Is there anything fresh to be said about Hitler? He is an icon, maybe the
icon, of the 20th century. He was a failed artist with Wagnerian fantasies, a slob who could not get up in the morning, but he exposed the frailties of modern civilisation in a way that should still make us giddy. How? Was it his doing, or German society's?
Professor Ian Kershaw has produced a work of definitive scholarship that will be the standard for years to come. It was badly needed; since Alan Bullock's 1952 classic Hitler: A Study In Tyranny and Joachim Fest's Hitler (originally published in 1973) there has been much valuable research, all of which Kershaw seems to have read (there are 200 pages of notes). Add to this the media (and, by extension, public) fascination with the nature of evil, and a resurgent interest in right-wing groups, and this book becomes long overdue.
Kershaw deals rigorously with the bones of his subject's life. He has no truck with psychological padding, and calmly demolishes most of the quasi-facts that have sprung up--if in doubt, he allows space within the chronology. His description of the path to the Chancellorship, which was always more messy than messianic, is painful to behold but gripping to follow, and concludes in 1936 with Hitler at the height of his "Hubris".
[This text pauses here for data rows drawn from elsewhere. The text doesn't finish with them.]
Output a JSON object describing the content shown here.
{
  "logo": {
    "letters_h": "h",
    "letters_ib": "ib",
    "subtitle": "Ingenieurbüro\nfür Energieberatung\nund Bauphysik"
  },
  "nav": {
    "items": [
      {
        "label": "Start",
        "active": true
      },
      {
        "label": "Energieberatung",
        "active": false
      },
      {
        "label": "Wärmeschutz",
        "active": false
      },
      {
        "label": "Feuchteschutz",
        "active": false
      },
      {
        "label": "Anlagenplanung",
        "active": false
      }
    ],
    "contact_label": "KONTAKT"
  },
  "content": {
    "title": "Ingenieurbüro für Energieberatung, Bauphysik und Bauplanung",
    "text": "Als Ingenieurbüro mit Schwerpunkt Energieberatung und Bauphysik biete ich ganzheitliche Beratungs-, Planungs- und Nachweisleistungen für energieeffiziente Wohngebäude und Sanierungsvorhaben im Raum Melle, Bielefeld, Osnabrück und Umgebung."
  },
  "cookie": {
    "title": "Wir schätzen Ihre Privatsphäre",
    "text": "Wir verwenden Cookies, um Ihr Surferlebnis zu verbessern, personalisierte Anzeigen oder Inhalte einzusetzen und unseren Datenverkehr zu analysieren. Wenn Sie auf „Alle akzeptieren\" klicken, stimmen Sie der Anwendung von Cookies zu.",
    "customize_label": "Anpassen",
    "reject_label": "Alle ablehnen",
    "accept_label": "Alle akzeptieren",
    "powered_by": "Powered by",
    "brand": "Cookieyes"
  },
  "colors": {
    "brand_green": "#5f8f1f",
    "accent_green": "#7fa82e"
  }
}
This is an important study of the character of power, as clearly written as it is intellectually engaging. --David Vincent
--This text refers to an out of print or unavailable edition of this title.
"An achievement of the very highest order." -- Michael Burleigh "A superb biography." -- Ian Buruma "Kershaw is the indispensable and definitive guide to Hitler, Nazism, and the nation that, for a while, shamefully refracted his evil genius." -- Martin Rubin